**INSTRUCTIONS TO FOLLOW:** Within the entries below, count the lines that hold the string "Spielzeit" and give only that number.

——————————

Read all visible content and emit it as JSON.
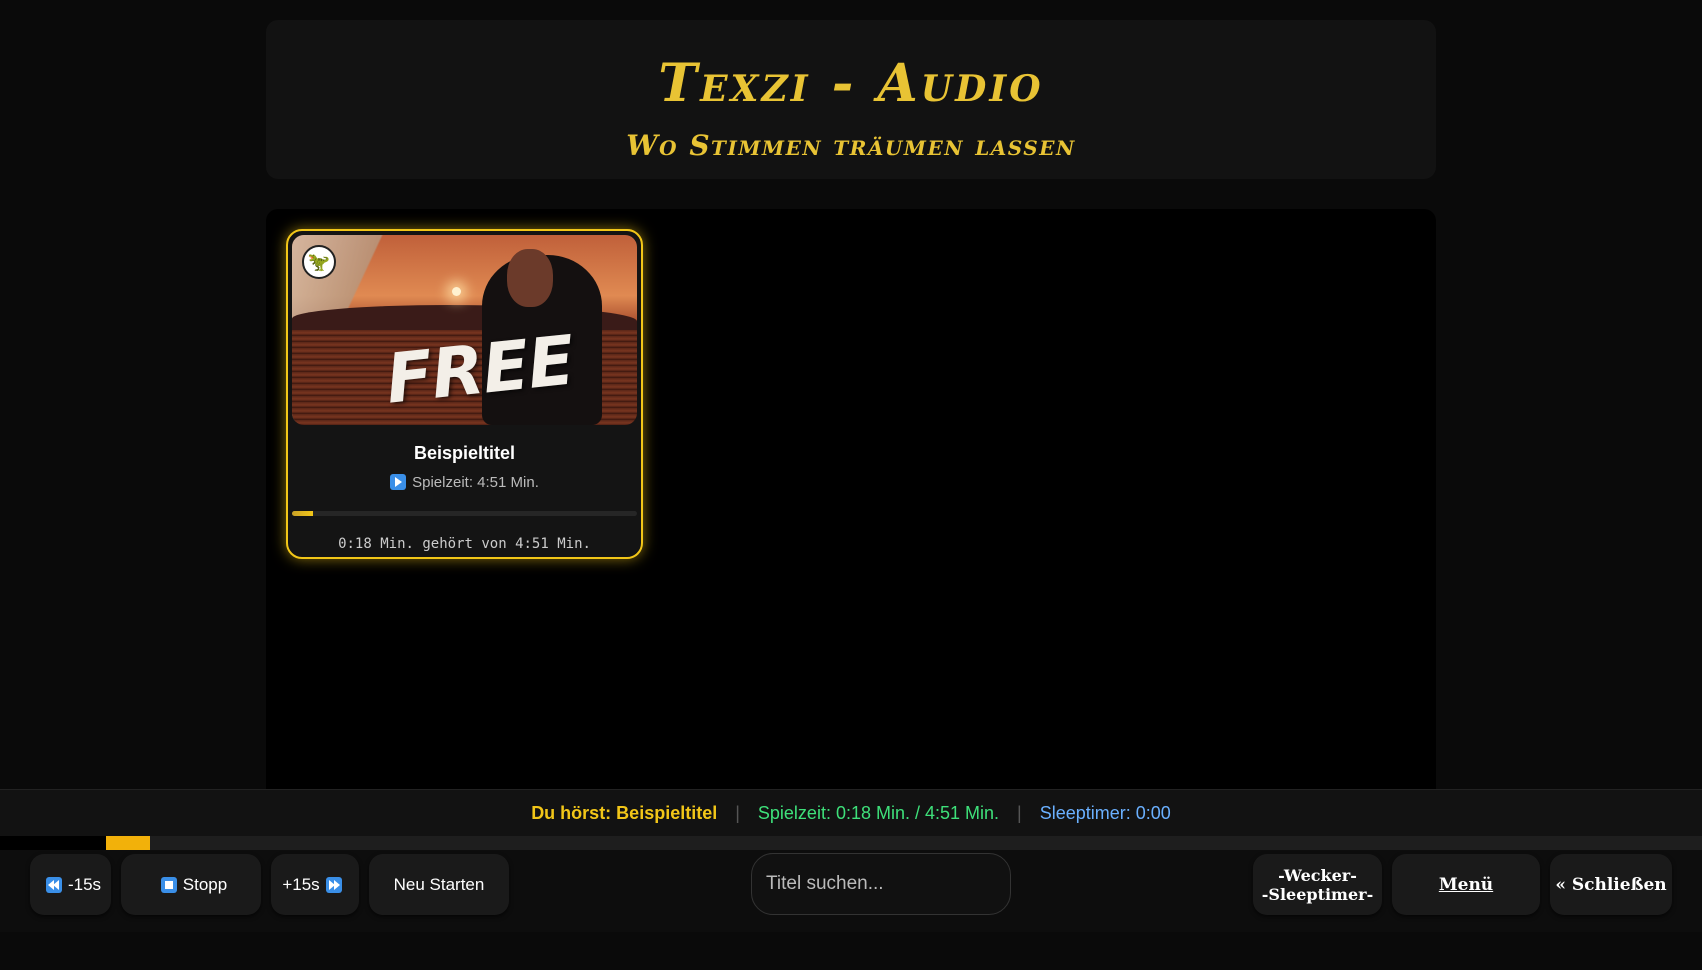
{
  "header": {
    "title": "Texzi - Audio",
    "subtitle": "Wo Stimmen träumen lassen"
  },
  "card": {
    "thumbnail_text": "FREE",
    "title": "Beispieltitel",
    "playtime_label": "Spielzeit: 4:51 Min.",
    "progress_fraction": 0.062,
    "listened_text": "0:18 Min. gehört von 4:51 Min."
  },
  "status": {
    "now_playing": "Du hörst: Beispieltitel",
    "separator": "|",
    "playtime": "Spielzeit: 0:18 Min. / 4:51 Min.",
    "sleeptimer": "Sleeptimer: 0:00"
  },
  "seek": {
    "progress_fraction": 0.062
  },
  "controls": {
    "rewind_label": "-15s",
    "stop_label": "Stopp",
    "forward_label": "+15s",
    "restart_label": "Neu Starten",
    "search_placeholder": "Titel suchen...",
    "alarm_line1": "-Wecker-",
    "alarm_line2": "-Sleeptimer-",
    "menu_label": "Menü",
    "close_label": "« Schließen"
  },
  "colors": {
    "accent": "#f2c618",
    "now_playing": "#f2c618",
    "playtime": "#3ee07a",
    "sleeptimer": "#6ab0ff",
    "icon_blue": "#3a8fe8"
  }
}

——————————

**RESPONSE:** 2